Discomfort of climate to traveller
Level of corruption
Social or religious restrictions
Level of censorship
Sporting availability
Cultural availability
Food & drink
Consumer goods & services

Category 4: Education (weight: 10% of total)
Availability of private education
Quality of private education
Public education indicators

Category 5: Infrastructure (weight: 20% of total)
Quality of road network
Quality of public transport
Quality of international links
Availability of good quality housing
Quality of energy provision
Quality of water provision
Quality of telecommunications

Like all ranking of places, your weighting of factors may differ and your needs and experiences may vary. Many of us are living in, have lived in, have considered living in, or have friends who live in, one or more of these cities. Your comments are invited.

The Economist Global Liveability Index 2018

1. Vienna
2. Melbourne
3. Osaka
4. Calgary
5. Sydney
6. Vancouver
7. Tokyo
7. Toronto
9. Copenhagen
10. Adelaide
11. Zurich
12. Auckland
12. Frankfurt
14. Geneva
14. Perth
16. Helsinki
17. Amsterdam
18. Hamburg
19. Montreal
19. Paris
21. Berlin
22. Brisbane
23. Honolulu
24. Luxembourg
25. Munich
26. Wellington
27. Oslo
28. Dusseldorf
29. Brussels
30. Barcelona
30. Lyon
32. Pittsburgh
32. Stockholm
34. Budapest
35. Hong Kong
35. Manchester
37. Singapore
37. Washington DC
39. Madrid
39. Minneapolis
41. Dublin
42. Boston
43. Reykjavik
44. Chicago
44. Miami
46. Milan
46. Seattle
48. London
49. San Francisco
50. Atlanta
50. Los Angeles
52. Cleveland
53. Detroit
54. Lisbon
55. Rome
56. Houston
57. New York
58. Taipei
59. Seoul
60. Prague
61. Lexington
62. Buenos Aires
63. Santiago
64. Bratislava
65. Warsaw
66. Nouméa
67. Montevideo
68. Moscow
69. Dubai
70. St Petersburg
71. Abu Dhabi
72. Athens
73. San Jose
74. Suzhou
75. Beijing
76. Tel Aviv
77. Tianjin
78. Kuala Lumpur
79. Sofia
80. Lima
81. Shanghai
82. Belgrade
82. Bucharest
82. Shenzhen
85. Kuwait City
86. Johannesburg
87. Doha
88. Rio de Janeiro
89. San Juan
90. Dalian.
90. Muscat
92. Pretoria
93. Sao Paulo
94. Bahrain
95. Guangzhou
96. Panama City
97. Qingdao
98. Amman
98. Bangkok
100. Almaty
101. Bandar Seri Begawan
102. Asuncion
103. Manila
104. Baku
105. Quito
106. Tunis
107. Hanoi
108. Bogota
108. Istanbul
108. Riyadh
111. Mexico City
112. New Delhi
113. Jeddah
114. Guatemala City
115. Casablanca
116. Ho Chi Minh City
117. Mumbai
118. Kiev
119. Jakarta
120. Al Khobar
121. Tashkent
122. Nairobi
123. Cairo
124. Abidjan
125. Phnom Penh
126. Caracas
127. Lusaka
128. Tehran
129. Kathmandu
130. Colombo
131. Dakar
132. Algiers
133. Douala
134. Tripoli
135. Harare
136. Port Moresby
137 Karachi
138. Lagos
139. Dhaka
140. Damascus

Source: The Economist Intelligence Unit Global Liveability Ranking 2018

The Economist on Israel: Winning the Battle, Losing the War

Economist - Israel and Gaza

If you read the biblical chronicles instead of the newspapers, you know that the Jewish homelands have lived forever from crisis to crisis.

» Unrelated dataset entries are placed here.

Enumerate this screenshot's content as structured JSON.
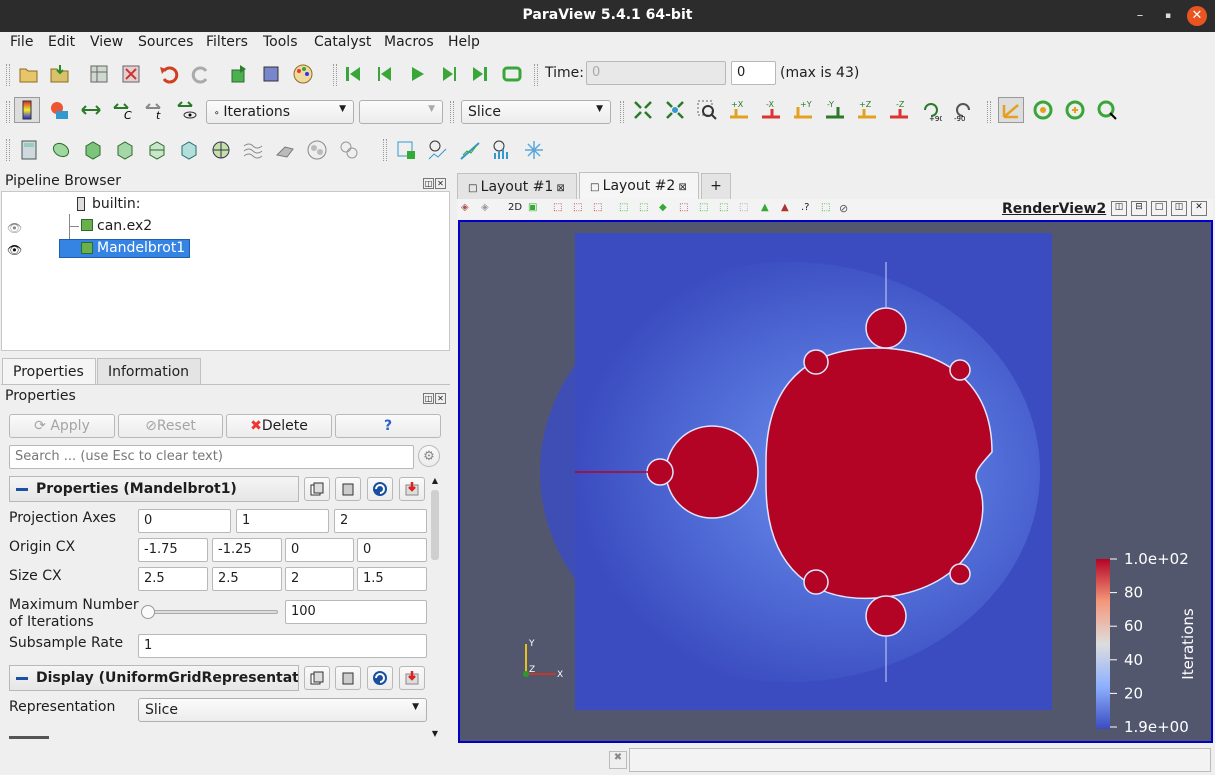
{
  "window": {
    "title": "ParaView 5.4.1 64-bit",
    "minimize": "–",
    "maximize": "▪",
    "close": "✕"
  },
  "menu": [
    "File",
    "Edit",
    "View",
    "Sources",
    "Filters",
    "Tools",
    "Catalyst",
    "Macros",
    "Help"
  ],
  "time_toolbar": {
    "time_label": "Time:",
    "time_value": "0",
    "index_value": "0",
    "max_label": "(max is 43)"
  },
  "color_toolbar": {
    "array": "Iterations",
    "component": "",
    "representation": "Slice"
  },
  "pipeline": {
    "title": "Pipeline Browser",
    "root": "builtin:",
    "items": [
      "can.ex2",
      "Mandelbrot1"
    ],
    "selected": "Mandelbrot1"
  },
  "panel_tabs": [
    "Properties",
    "Information"
  ],
  "properties": {
    "title": "Properties",
    "apply": "Apply",
    "reset": "Reset",
    "delete": "Delete",
    "help": "?",
    "search_placeholder": "Search ... (use Esc to clear text)",
    "section1": "Properties (Mandelbrot1)",
    "projection_axes_label": "Projection Axes",
    "projection_axes": [
      "0",
      "1",
      "2"
    ],
    "origin_label": "Origin CX",
    "origin": [
      "-1.75",
      "-1.25",
      "0",
      "0"
    ],
    "size_label": "Size CX",
    "size": [
      "2.5",
      "2.5",
      "2",
      "1.5"
    ],
    "max_iter_label_1": "Maximum Number",
    "max_iter_label_2": "of Iterations",
    "max_iter": "100",
    "max_iter_fraction": 0.0,
    "subsample_label": "Subsample Rate",
    "subsample": "1",
    "section2": "Display (UniformGridRepresentatic",
    "representation_label": "Representation",
    "representation": "Slice"
  },
  "layout_tabs": [
    "Layout #1",
    "Layout #2",
    "+"
  ],
  "render_view": {
    "name": "RenderView2",
    "btn_2d": "2D"
  },
  "colorbar": {
    "title": "Iterations",
    "ticks": [
      "1.0e+02",
      "80",
      "60",
      "40",
      "20",
      "1.9e+00"
    ]
  },
  "axes": {
    "x": "X",
    "y": "Y",
    "z": "Z"
  },
  "colors": {
    "background": "#52576e",
    "set_inside": "#b40426",
    "outside": "#3b4cc0",
    "selection": "#3584e4"
  }
}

In the history of modern Israel, none of that has changed.

When you live in constant crisis, the historical topography can be indistinct—it can be hard to tell which one is bigger than another. But in Israel’s history, Independence in 1948 and the Six Day War in 1967 are epochal. The current Israel-Gaza conflict is still ongoing, but the current crisis of 2014 may join that cohort.

Among the thousands of pieces and millions of words generated over the past few weeks, the new cover story from The Economist, Winning the battle, losing the war is one of best and most even-handed evaluations published about the aftermath of all this.

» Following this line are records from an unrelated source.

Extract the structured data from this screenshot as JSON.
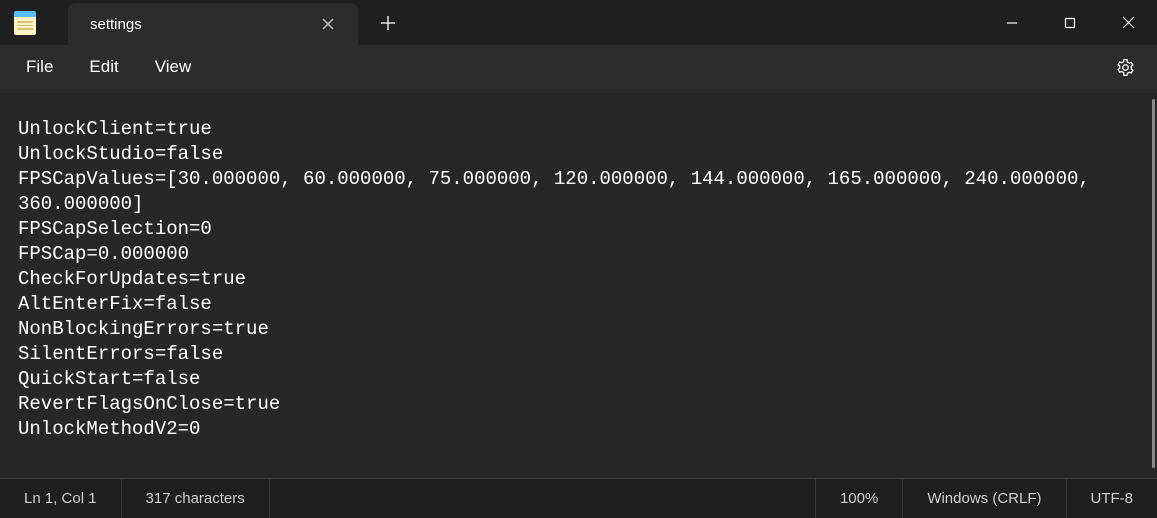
{
  "tab": {
    "title": "settings"
  },
  "menus": {
    "file": "File",
    "edit": "Edit",
    "view": "View"
  },
  "editor": {
    "content": "UnlockClient=true\nUnlockStudio=false\nFPSCapValues=[30.000000, 60.000000, 75.000000, 120.000000, 144.000000, 165.000000, 240.000000, 360.000000]\nFPSCapSelection=0\nFPSCap=0.000000\nCheckForUpdates=true\nAltEnterFix=false\nNonBlockingErrors=true\nSilentErrors=false\nQuickStart=false\nRevertFlagsOnClose=true\nUnlockMethodV2=0"
  },
  "statusbar": {
    "position": "Ln 1, Col 1",
    "charcount": "317 characters",
    "zoom": "100%",
    "line_endings": "Windows (CRLF)",
    "encoding": "UTF-8"
  }
}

“Even-handed” and “fair-minded” are hard to find in such a brutal and polarized controversy, and some would say they don’t exist at all. The Economist, for those who don’t know, is one of the most astute and level-headed journals of public affairs in the world. This piece, like others about contested matters, is not without embedded value judgments or opinions. It is just a sharp, worthwhile, and informed point of view that should be heard—even if it is shouted down as somehow biased and mistaken:

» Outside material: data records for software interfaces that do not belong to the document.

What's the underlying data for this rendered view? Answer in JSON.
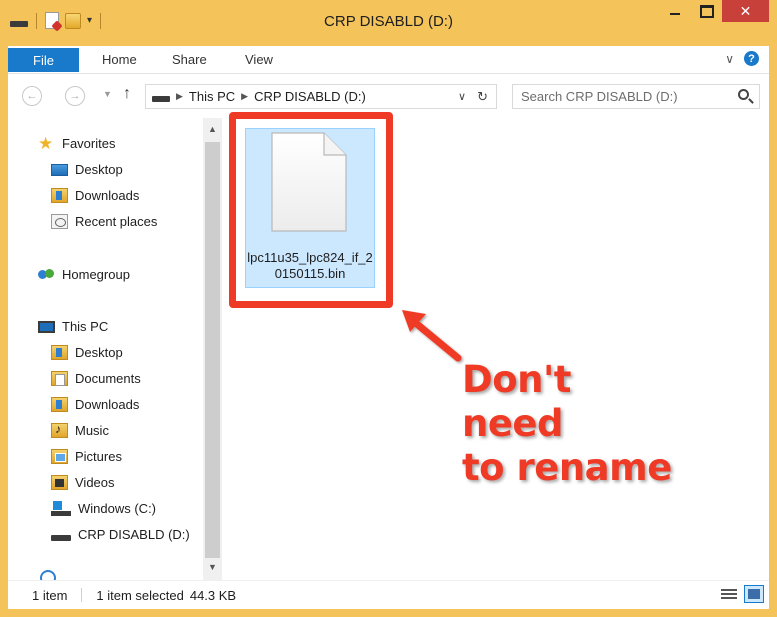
{
  "window": {
    "title": "CRP DISABLD (D:)",
    "close_symbol": "✕",
    "frame_color": "#f4c35a"
  },
  "ribbon": {
    "tabs": [
      {
        "label": "File"
      },
      {
        "label": "Home"
      },
      {
        "label": "Share"
      },
      {
        "label": "View"
      }
    ],
    "help_symbol": "?",
    "accent": "#1979ca"
  },
  "address_bar": {
    "crumbs": [
      "This PC",
      "CRP DISABLD (D:)"
    ],
    "search_placeholder": "Search CRP DISABLD (D:)"
  },
  "nav_pane": {
    "favorites": {
      "label": "Favorites",
      "items": [
        {
          "label": "Desktop",
          "icon": "desktop-icon"
        },
        {
          "label": "Downloads",
          "icon": "downloads-folder-icon"
        },
        {
          "label": "Recent places",
          "icon": "recent-places-icon"
        }
      ]
    },
    "homegroup": {
      "label": "Homegroup"
    },
    "this_pc": {
      "label": "This PC",
      "items": [
        {
          "label": "Desktop",
          "icon": "desktop-folder-icon"
        },
        {
          "label": "Documents",
          "icon": "documents-folder-icon"
        },
        {
          "label": "Downloads",
          "icon": "downloads-folder-icon"
        },
        {
          "label": "Music",
          "icon": "music-folder-icon"
        },
        {
          "label": "Pictures",
          "icon": "pictures-folder-icon"
        },
        {
          "label": "Videos",
          "icon": "videos-folder-icon"
        },
        {
          "label": "Windows (C:)",
          "icon": "windows-drive-icon"
        },
        {
          "label": "CRP DISABLD (D:)",
          "icon": "usb-drive-icon",
          "selected": true
        }
      ]
    }
  },
  "content": {
    "files": [
      {
        "name": "lpc11u35_lpc824_if_20150115.bin",
        "selected": true
      }
    ]
  },
  "annotation": {
    "line1": "Don't need",
    "line2": "to rename",
    "color": "#ef3b25"
  },
  "status_bar": {
    "count": "1 item",
    "selection": "1 item selected",
    "size": "44.3 KB"
  }
}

For all the blood and misery in Gaza, Mr Netanyahu will soon have a chance to show he has heard the critics. Having won his battle, he could return to the negotiating table, this time with a genuine offer of peace. Every true friend of Israel should press him to do so.